In its annual default study, Deutsche Bank said the ultra-low default world might be coming to an end.
"First, we will likely have a cyclical U.S. recession to address in 2023, and after that, a risk of the reversal of trends that have made the last 20 years so subdued for defaults," Deutsche Bank analysts, led by head of Thematic Research Jim Reid, said in a note.
In 2021, annual default rates for single-B rated debt at credit rating agencies Moody's and Standard & Poors were both under 2%, less than the 22-year average of around 4%.
The German bank's year-end 2022 forecast for credit spreads sees a moderate amount of tightening across both investment grade (IG) and high yield (HY) markets.
However, with a recession forecast for the second half of next year, Deutsche Bank sees HY spreads hitting more than 850 basis points and IG reaching above 210 basis points at the end of 2023. The spread on the ICE BofA U.S. Corporate Index, a benchmark for investment-grade debt, currently stands at 137 basis points. The equivalent for high yield debt is 419 basis points.
"From this starting point HY will underperform as attention shifts from rates to credit quality and default risk," Deutsche Bank says.
In Europe, Deutsche Bank expects HY defaults to climb to 3.8% by the end of next year, peak at 6.6% in 2024 and move back to 2% to 4% by 2025.
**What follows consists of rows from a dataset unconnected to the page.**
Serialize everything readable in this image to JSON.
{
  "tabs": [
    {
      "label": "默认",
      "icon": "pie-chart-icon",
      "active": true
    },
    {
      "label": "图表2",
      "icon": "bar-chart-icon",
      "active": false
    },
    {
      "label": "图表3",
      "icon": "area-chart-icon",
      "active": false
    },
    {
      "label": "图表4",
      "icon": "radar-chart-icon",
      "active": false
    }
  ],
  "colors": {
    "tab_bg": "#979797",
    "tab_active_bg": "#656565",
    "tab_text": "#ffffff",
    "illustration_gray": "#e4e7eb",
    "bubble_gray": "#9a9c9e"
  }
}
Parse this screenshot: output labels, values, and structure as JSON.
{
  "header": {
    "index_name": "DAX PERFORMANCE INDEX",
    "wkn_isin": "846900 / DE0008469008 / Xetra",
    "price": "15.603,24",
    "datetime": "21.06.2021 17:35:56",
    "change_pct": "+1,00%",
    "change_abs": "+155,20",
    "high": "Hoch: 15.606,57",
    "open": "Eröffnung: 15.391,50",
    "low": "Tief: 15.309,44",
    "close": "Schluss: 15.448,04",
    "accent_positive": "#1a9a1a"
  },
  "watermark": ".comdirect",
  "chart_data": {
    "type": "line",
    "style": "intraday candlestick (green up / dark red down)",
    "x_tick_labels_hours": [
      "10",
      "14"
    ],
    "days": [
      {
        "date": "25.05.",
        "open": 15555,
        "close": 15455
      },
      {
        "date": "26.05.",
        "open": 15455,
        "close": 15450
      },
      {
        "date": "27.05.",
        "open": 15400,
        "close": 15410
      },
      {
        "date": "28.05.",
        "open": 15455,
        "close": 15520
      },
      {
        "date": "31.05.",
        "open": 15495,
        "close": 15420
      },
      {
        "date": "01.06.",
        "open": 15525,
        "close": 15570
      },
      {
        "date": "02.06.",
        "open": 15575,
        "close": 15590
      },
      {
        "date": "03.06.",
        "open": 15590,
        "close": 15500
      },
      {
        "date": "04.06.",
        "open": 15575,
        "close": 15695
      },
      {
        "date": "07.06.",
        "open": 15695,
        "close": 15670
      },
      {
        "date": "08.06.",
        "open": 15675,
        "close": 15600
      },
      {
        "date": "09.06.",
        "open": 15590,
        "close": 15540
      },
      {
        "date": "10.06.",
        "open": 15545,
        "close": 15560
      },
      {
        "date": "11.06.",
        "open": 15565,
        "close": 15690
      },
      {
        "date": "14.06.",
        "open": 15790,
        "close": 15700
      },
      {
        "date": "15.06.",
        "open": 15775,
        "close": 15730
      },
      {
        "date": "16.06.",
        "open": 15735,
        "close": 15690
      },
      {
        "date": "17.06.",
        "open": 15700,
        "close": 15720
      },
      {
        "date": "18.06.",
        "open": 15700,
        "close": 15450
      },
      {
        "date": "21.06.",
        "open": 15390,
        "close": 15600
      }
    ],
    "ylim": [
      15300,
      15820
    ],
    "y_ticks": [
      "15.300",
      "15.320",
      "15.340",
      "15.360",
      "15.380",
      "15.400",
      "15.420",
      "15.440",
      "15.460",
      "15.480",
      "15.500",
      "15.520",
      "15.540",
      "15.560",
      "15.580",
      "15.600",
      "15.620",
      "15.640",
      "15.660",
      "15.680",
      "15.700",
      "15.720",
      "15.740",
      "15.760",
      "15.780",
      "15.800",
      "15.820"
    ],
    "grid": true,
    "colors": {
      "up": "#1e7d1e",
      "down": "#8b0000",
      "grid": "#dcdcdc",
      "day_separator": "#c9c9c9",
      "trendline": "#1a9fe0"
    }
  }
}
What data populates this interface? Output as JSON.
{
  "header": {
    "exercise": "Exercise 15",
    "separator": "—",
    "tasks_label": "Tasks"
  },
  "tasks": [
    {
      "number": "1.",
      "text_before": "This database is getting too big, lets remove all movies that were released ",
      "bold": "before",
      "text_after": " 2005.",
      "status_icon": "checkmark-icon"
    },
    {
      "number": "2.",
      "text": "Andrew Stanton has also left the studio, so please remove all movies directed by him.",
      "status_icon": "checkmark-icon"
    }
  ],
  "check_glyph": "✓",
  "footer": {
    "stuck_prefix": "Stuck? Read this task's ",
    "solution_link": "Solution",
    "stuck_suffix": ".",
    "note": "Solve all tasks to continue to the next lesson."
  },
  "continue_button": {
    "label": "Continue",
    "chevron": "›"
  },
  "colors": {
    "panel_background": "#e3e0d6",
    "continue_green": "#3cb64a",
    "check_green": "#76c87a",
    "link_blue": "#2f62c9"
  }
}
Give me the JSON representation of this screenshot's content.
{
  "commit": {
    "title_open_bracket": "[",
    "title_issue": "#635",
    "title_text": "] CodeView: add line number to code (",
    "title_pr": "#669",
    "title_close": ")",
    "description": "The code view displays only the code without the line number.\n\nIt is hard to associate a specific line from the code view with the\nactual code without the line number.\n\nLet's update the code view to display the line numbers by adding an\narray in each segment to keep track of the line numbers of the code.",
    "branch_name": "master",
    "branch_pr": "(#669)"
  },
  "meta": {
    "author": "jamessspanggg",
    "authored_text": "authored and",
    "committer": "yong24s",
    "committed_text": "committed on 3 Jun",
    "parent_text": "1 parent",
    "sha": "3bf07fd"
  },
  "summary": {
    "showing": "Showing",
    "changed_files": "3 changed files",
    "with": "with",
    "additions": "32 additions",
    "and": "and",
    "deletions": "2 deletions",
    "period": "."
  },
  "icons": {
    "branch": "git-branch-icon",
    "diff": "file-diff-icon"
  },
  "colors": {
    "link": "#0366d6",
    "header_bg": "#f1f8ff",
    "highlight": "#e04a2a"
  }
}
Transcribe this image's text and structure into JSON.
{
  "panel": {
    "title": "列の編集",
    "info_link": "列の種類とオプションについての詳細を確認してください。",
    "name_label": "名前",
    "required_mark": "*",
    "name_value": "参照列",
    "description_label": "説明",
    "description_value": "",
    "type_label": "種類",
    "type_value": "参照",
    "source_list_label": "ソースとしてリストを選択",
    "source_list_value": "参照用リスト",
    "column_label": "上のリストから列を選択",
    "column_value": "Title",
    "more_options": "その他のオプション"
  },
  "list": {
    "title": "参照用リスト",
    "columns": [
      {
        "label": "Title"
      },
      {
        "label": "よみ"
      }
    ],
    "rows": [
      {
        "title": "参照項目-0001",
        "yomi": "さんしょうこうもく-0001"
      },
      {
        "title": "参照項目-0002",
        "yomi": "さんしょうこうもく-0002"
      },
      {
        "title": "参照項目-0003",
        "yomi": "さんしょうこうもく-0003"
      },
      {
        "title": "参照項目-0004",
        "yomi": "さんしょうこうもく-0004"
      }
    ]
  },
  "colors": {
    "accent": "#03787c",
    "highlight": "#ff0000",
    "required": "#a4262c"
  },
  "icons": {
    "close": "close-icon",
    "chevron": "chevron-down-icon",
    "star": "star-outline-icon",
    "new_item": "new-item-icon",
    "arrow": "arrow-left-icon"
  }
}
(Reporting by Samuel Indyk, Editing by Alexandra Hudson)